It's a life-changing diagnosis for them and the people who love and care for them, but there are steps that can be taken to reduce the chance of Alzheimer's, and new treatments that are on the horizon.
Heather Barringer knows firsthand how Alzheimer’s and other forms of dementia can rob those suffering from the disease of independence and weigh on family members who provide care. Heather’s mom stepped in when her mom began to struggle.
"I have had a long history with dementia in my family," Barringer said. "Doctors paperwork, prescription paperwork, making sure she knew what appointments needed to be made. As a middle-aged woman myself. I now recognize how exhausting that must have been for my mother."
A new report this spring from the Alzheimer’s Association finds that doctors and the public face challenges distinguishing early Alzheimer's from so-called normal aging. But the subtle changes in memory and thinking of mild cognitive impairment are not normal and can be the first signs of dementia.
"Close to half of those individuals with MCI, or mild cognitive impairment, will develop dementia within the next five years," Dr. Bruno Giordani, the chief psychologist at the Michigan Medicine Department of Psychiatry, said.
But, 40% won't progress. Researchers are trying to better understand why. Giordani said in either case, early identification and treatment are key.
"In our center, we have a number of clinical trials looking at nonpharmacological interventions and things, ways to improve your memory, ways to improve thinking," he said.
These include continued learning, reading, and brain games, along with diet and exercise. Cardiovascular health is essential to brain health.
Like continued learning, reading and brain games. And diet and exercise, since cardiovascular health is essential to brain health.
"Exercise is really important now. They say break a sweat, hit the books," he said.
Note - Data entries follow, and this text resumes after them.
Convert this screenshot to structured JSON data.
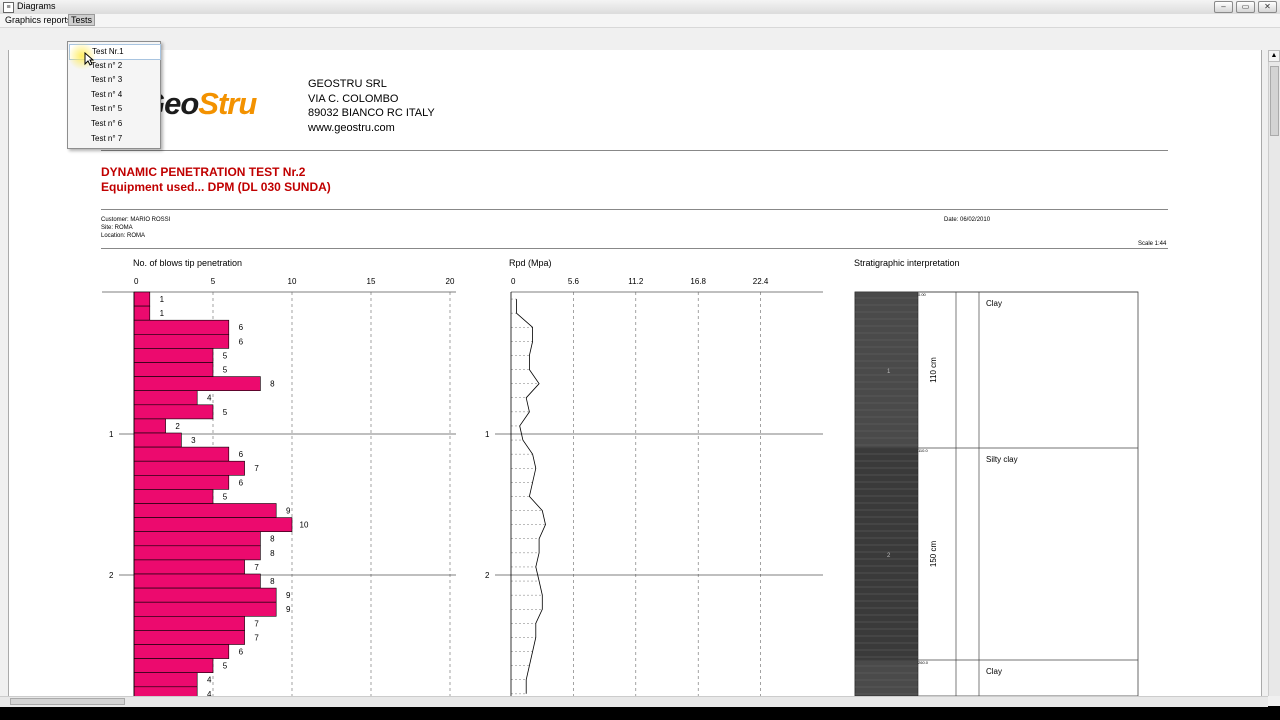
{
  "window": {
    "title": "Diagrams",
    "buttons": [
      "minimize",
      "maximize",
      "close"
    ]
  },
  "menubar": {
    "items": [
      {
        "label": "Graphics reports"
      },
      {
        "label": "Tests"
      }
    ]
  },
  "dropdown": {
    "items": [
      "Test Nr.1",
      "Test n° 2",
      "Test n° 3",
      "Test n° 4",
      "Test n° 5",
      "Test n° 6",
      "Test n° 7"
    ],
    "hovered_index": 0
  },
  "report": {
    "logo": {
      "part1": "Geo",
      "part2": "Stru"
    },
    "company": {
      "name": "GEOSTRU SRL",
      "address": "VIA C. COLOMBO",
      "city": "89032 BIANCO RC ITALY",
      "web": "www.geostru.com"
    },
    "title": "DYNAMIC PENETRATION TEST Nr.2",
    "equipment": "Equipment used... DPM (DL 030 SUNDA)",
    "customer": "Customer: MARIO ROSSI",
    "site": "Site: ROMA",
    "location": "Location: ROMA",
    "date": "Date: 06/02/2010",
    "scale": "Scale 1:44",
    "blows_header": "No. of blows tip penetration",
    "rpd_header": "Rpd (Mpa)",
    "strat_header": "Stratigraphic interpretation"
  },
  "chart_data": [
    {
      "type": "bar",
      "title": "No. of blows tip penetration",
      "x_ticks": [
        "0",
        "5",
        "10",
        "15",
        "20"
      ],
      "xlim": [
        0,
        20
      ],
      "depth_ticks": [
        "1",
        "2"
      ],
      "values": [
        1,
        1,
        6,
        6,
        5,
        5,
        8,
        4,
        5,
        2,
        3,
        6,
        7,
        6,
        5,
        9,
        10,
        8,
        8,
        7,
        8,
        9,
        9,
        7,
        7,
        6,
        5,
        4,
        4
      ],
      "bar_color": "#ec0a6e",
      "grid": "dashed vertical"
    },
    {
      "type": "line",
      "title": "Rpd (Mpa)",
      "x_ticks": [
        "0",
        "5.6",
        "11.2",
        "16.8",
        "22.4"
      ],
      "xlim": [
        0,
        28
      ],
      "depth_ticks": [
        "1",
        "2"
      ],
      "grid": "dashed vertical"
    },
    {
      "type": "table",
      "title": "Stratigraphic interpretation",
      "layers": [
        {
          "description": "Clay",
          "thickness": "110 cm",
          "number": "1",
          "top": "0.00",
          "bottom": "110.0",
          "fill": "#4a4a4a"
        },
        {
          "description": "Silty clay",
          "thickness": "150 cm",
          "number": "2",
          "top": "110.0",
          "bottom": "260.0",
          "fill": "#3a3a3a"
        },
        {
          "description": "Clay",
          "thickness": "",
          "number": "",
          "top": "260.0",
          "bottom": "",
          "fill": "#4a4a4a"
        }
      ]
    }
  ]
}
The earlier you start, the greater the protective benefits.
We also have the first-ever drug to treat the underlying biology of Alzheimer's. It's called Aducanumab.
"This is the first medication, and there have been many tried, that appear to affect it early. And there are at least a couple more down the pike," he said.
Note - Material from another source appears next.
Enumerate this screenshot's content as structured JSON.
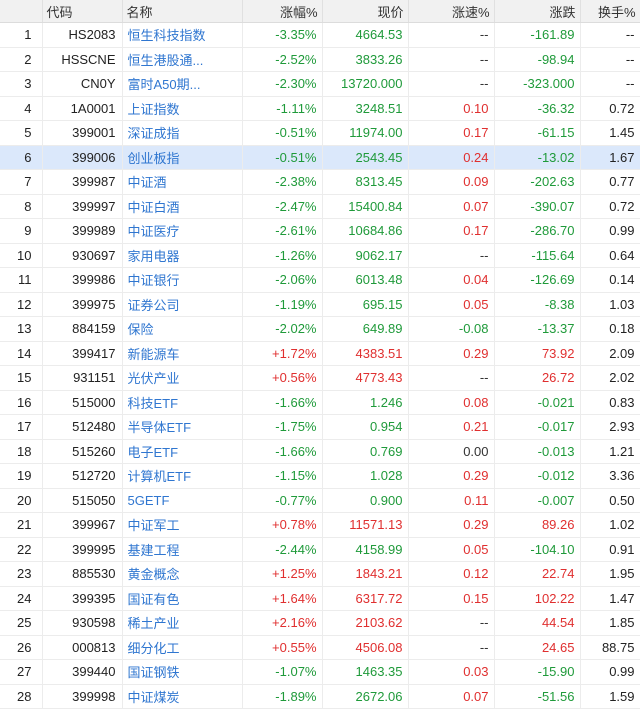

That's great news in the fight against Alzheimer's, and folks like Heather who watched her grandmother and ultimately her mother battle dementia, giving her a unique perspective.
"I think it's going to make it easier for me, honestly, to talk to my doctor and have that conversation about where my health is for my brain," Barringer said.
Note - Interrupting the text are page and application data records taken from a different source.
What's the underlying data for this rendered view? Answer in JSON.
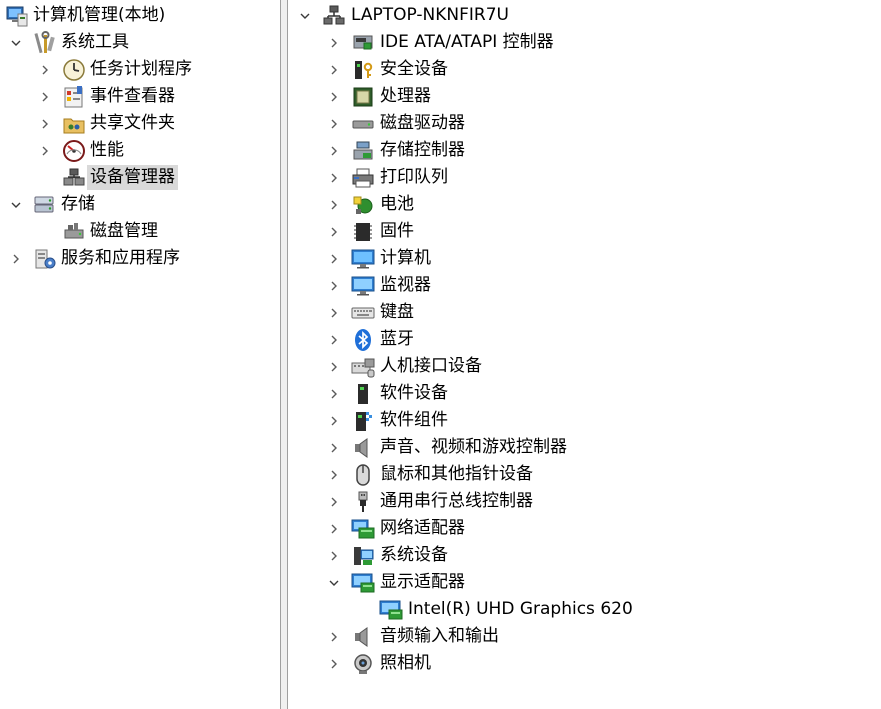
{
  "left_tree": {
    "root": {
      "label": "计算机管理(本地)",
      "icon": "computer-management-icon"
    },
    "items": [
      {
        "label": "系统工具",
        "icon": "system-tools-icon",
        "state": "expanded"
      },
      {
        "label": "任务计划程序",
        "icon": "task-scheduler-icon",
        "state": "collapsed"
      },
      {
        "label": "事件查看器",
        "icon": "event-viewer-icon",
        "state": "collapsed"
      },
      {
        "label": "共享文件夹",
        "icon": "shared-folders-icon",
        "state": "collapsed"
      },
      {
        "label": "性能",
        "icon": "performance-icon",
        "state": "collapsed"
      },
      {
        "label": "设备管理器",
        "icon": "device-manager-icon",
        "state": "leaf",
        "selected": true
      },
      {
        "label": "存储",
        "icon": "storage-icon",
        "state": "expanded"
      },
      {
        "label": "磁盘管理",
        "icon": "disk-management-icon",
        "state": "leaf"
      },
      {
        "label": "服务和应用程序",
        "icon": "services-applications-icon",
        "state": "collapsed"
      }
    ]
  },
  "device_tree": {
    "root": {
      "label": "LAPTOP-NKNFIR7U",
      "icon": "computer-network-icon",
      "state": "expanded"
    },
    "categories": [
      {
        "label": "IDE ATA/ATAPI 控制器",
        "icon": "ide-controller-icon",
        "state": "collapsed"
      },
      {
        "label": "安全设备",
        "icon": "security-device-icon",
        "state": "collapsed"
      },
      {
        "label": "处理器",
        "icon": "processor-icon",
        "state": "collapsed"
      },
      {
        "label": "磁盘驱动器",
        "icon": "disk-drive-icon",
        "state": "collapsed"
      },
      {
        "label": "存储控制器",
        "icon": "storage-controller-icon",
        "state": "collapsed"
      },
      {
        "label": "打印队列",
        "icon": "printer-icon",
        "state": "collapsed"
      },
      {
        "label": "电池",
        "icon": "battery-icon",
        "state": "collapsed"
      },
      {
        "label": "固件",
        "icon": "firmware-icon",
        "state": "collapsed"
      },
      {
        "label": "计算机",
        "icon": "computer-icon",
        "state": "collapsed"
      },
      {
        "label": "监视器",
        "icon": "monitor-icon",
        "state": "collapsed"
      },
      {
        "label": "键盘",
        "icon": "keyboard-icon",
        "state": "collapsed"
      },
      {
        "label": "蓝牙",
        "icon": "bluetooth-icon",
        "state": "collapsed"
      },
      {
        "label": "人机接口设备",
        "icon": "hid-icon",
        "state": "collapsed"
      },
      {
        "label": "软件设备",
        "icon": "software-device-icon",
        "state": "collapsed"
      },
      {
        "label": "软件组件",
        "icon": "software-component-icon",
        "state": "collapsed"
      },
      {
        "label": "声音、视频和游戏控制器",
        "icon": "speaker-icon",
        "state": "collapsed"
      },
      {
        "label": "鼠标和其他指针设备",
        "icon": "mouse-icon",
        "state": "collapsed"
      },
      {
        "label": "通用串行总线控制器",
        "icon": "usb-icon",
        "state": "collapsed"
      },
      {
        "label": "网络适配器",
        "icon": "network-adapter-icon",
        "state": "collapsed"
      },
      {
        "label": "系统设备",
        "icon": "system-device-icon",
        "state": "collapsed"
      },
      {
        "label": "显示适配器",
        "icon": "display-adapter-icon",
        "state": "expanded",
        "children": [
          {
            "label": "Intel(R) UHD Graphics 620",
            "icon": "display-adapter-icon"
          }
        ]
      },
      {
        "label": "音频输入和输出",
        "icon": "speaker-icon",
        "state": "collapsed"
      },
      {
        "label": "照相机",
        "icon": "camera-icon",
        "state": "collapsed"
      }
    ]
  },
  "colors": {
    "selection": "#d9d9d9",
    "splitter": "#f0f0f0",
    "splitter_border": "#a0a0a0",
    "chevron": "#5a5a5a"
  }
}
That Alzheimer's Association report says 60% of respondents would not see a doctor when they noticed signs of mild cognitive impairment.
They expressed fear of getting the wrong diagnosis, learning that they have a serious problem, unnecessary treatment, or believing it will just go away on its own. No matter the reason, they are losing valuable time.